Opening on a concert stage with hanging light-box panels that will be put to any number of video uses, the show’s first Donna, the fifty-ish “Diva Donna,” sets things up after a song with some scripted audience banter that the charming LaChanze delivers convincingly off the cuff. She’ll be our guide through the flashbacks that come, to the working-class Boston childhood where little “Duckling Donna” (played by Lever) finds her voice in a church solo that makes her stern old man (Ken Robinson) sob with pride, through the frenzied hit-making peak and personal lows of DeBose’s “Disco Donna.” (LaChanze occasionally slides into righteous mother Mary during the childhood scenes, and even she can’t get away with cliched pieties like “May angels walk with you everywhere you go.”)

Joan Marcus

Summer’s Wikipedia-page life events are addressed – her Munich recording sessions with the innovative Moroder, her Baby You’re A Star relationship with Casablanca Records’ Neil Bogart, disco fame, pill addiction, abusive men and a daughter she sends to mom and dad in Boston. Much is made of two defining struggles: her churchly origins forever battling success’ temptations, and an ongoing resentment over the perception that her inventive music and gorgeous voice are just so much robotic club fodder.

The book’s shallow treatment of even the most serious events – childhood molestation, adult domestic abuse, a teenage encounter with street violence, a suicide attempt, a stale marriage, the cancer diagnosis that would claim her at 63 in 2012 – is one-upped by the distraction of having many of the minor (and a few not so minor) male characters played by the female chorus ensemble, in campy, sketch-comedy drag that wouldn’t pass muster on a Saturday Night Live cold open. We’re left to assume the cross-dressing and age-defiance is a nod to what Diva Donna remembers as disco’s “world of mystery and androgyny,” but that’s little recompense when a supposedly vicious mugging targets an old woman resembling Vicki Lawrence’s Mama character.

And if we’re being really cynical, the cartoon androgyny (and the inclusion of an incidental, wisecracking gay pal) could be interpreted as a diversionary tactic from the controversy that would deflate Summer’s popularity among the men who were her earliest and strongest supporters. “God made Adam and Eve, not Adam and Steve,” Summer said on stage one night in 1983 after re-finding religion, an incident the musical’s Regretful Donna unconvincingly explains away as a joke gone wrong.

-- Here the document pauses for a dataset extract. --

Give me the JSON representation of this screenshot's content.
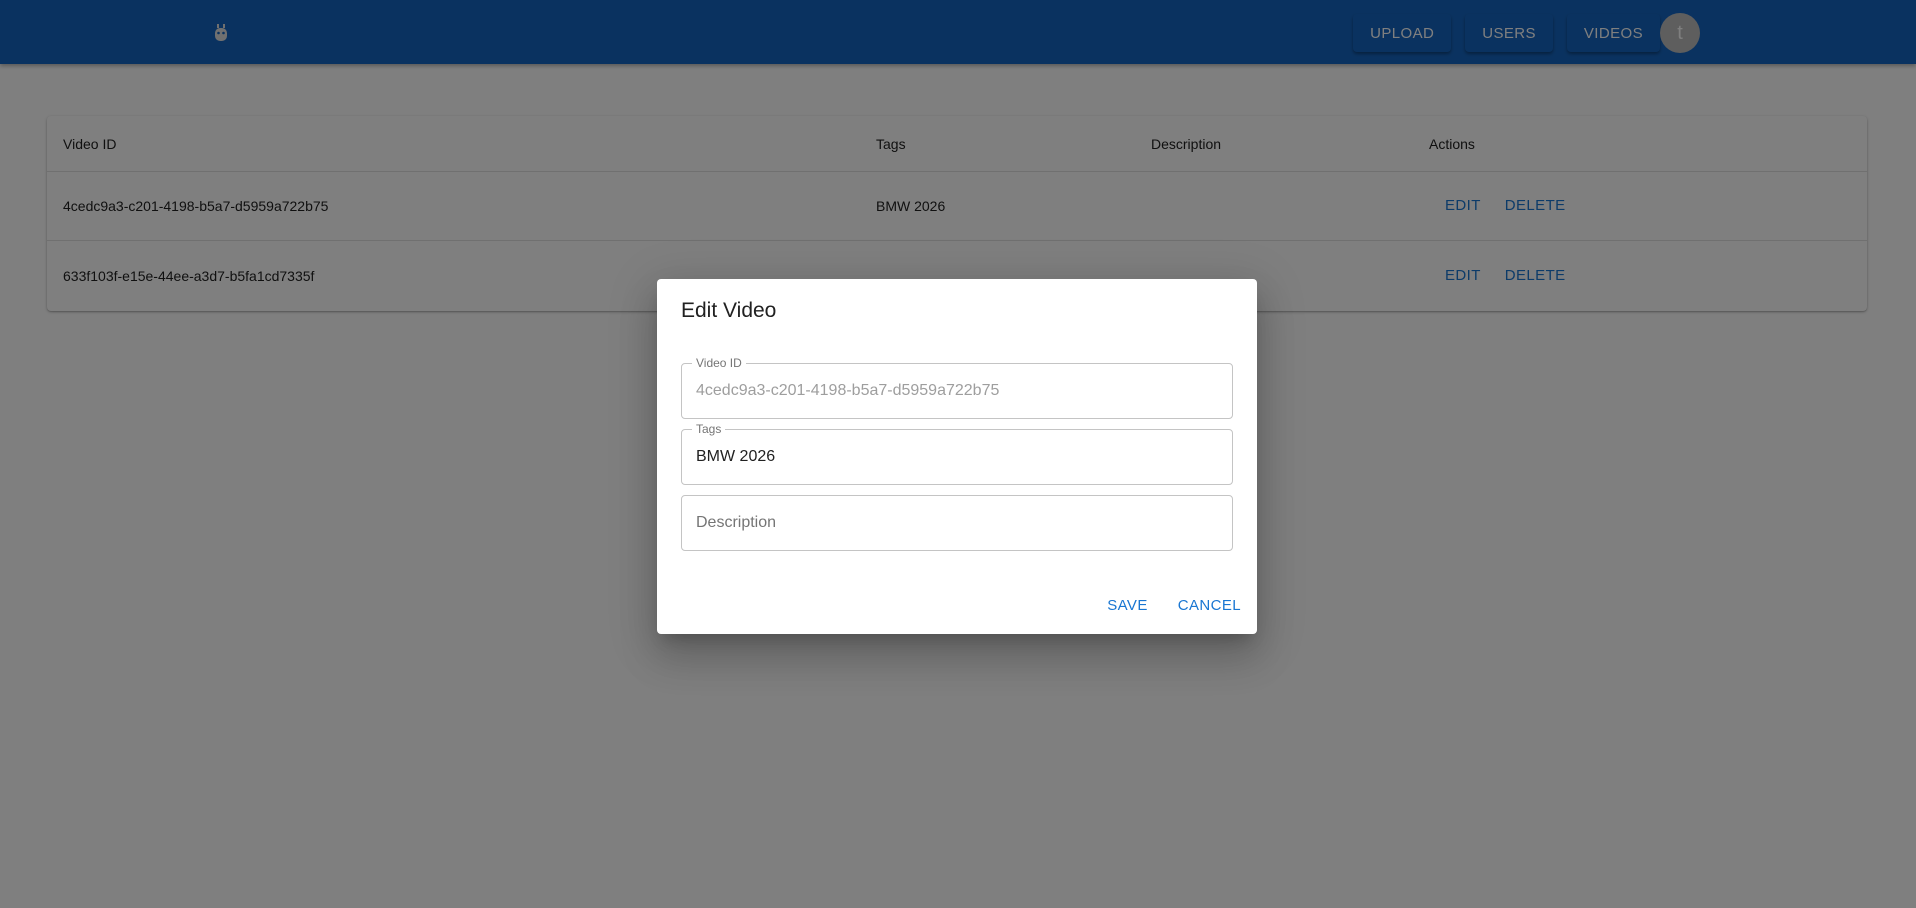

Of course that wouldn’t explain other reported comments (ignored by Summer) like the one about AIDS being God’s punishment, a remark or rumor that the singer strongly denied but that clouded her career nonetheless. Imagine a biography, musical or otherwise, that wrestled with that.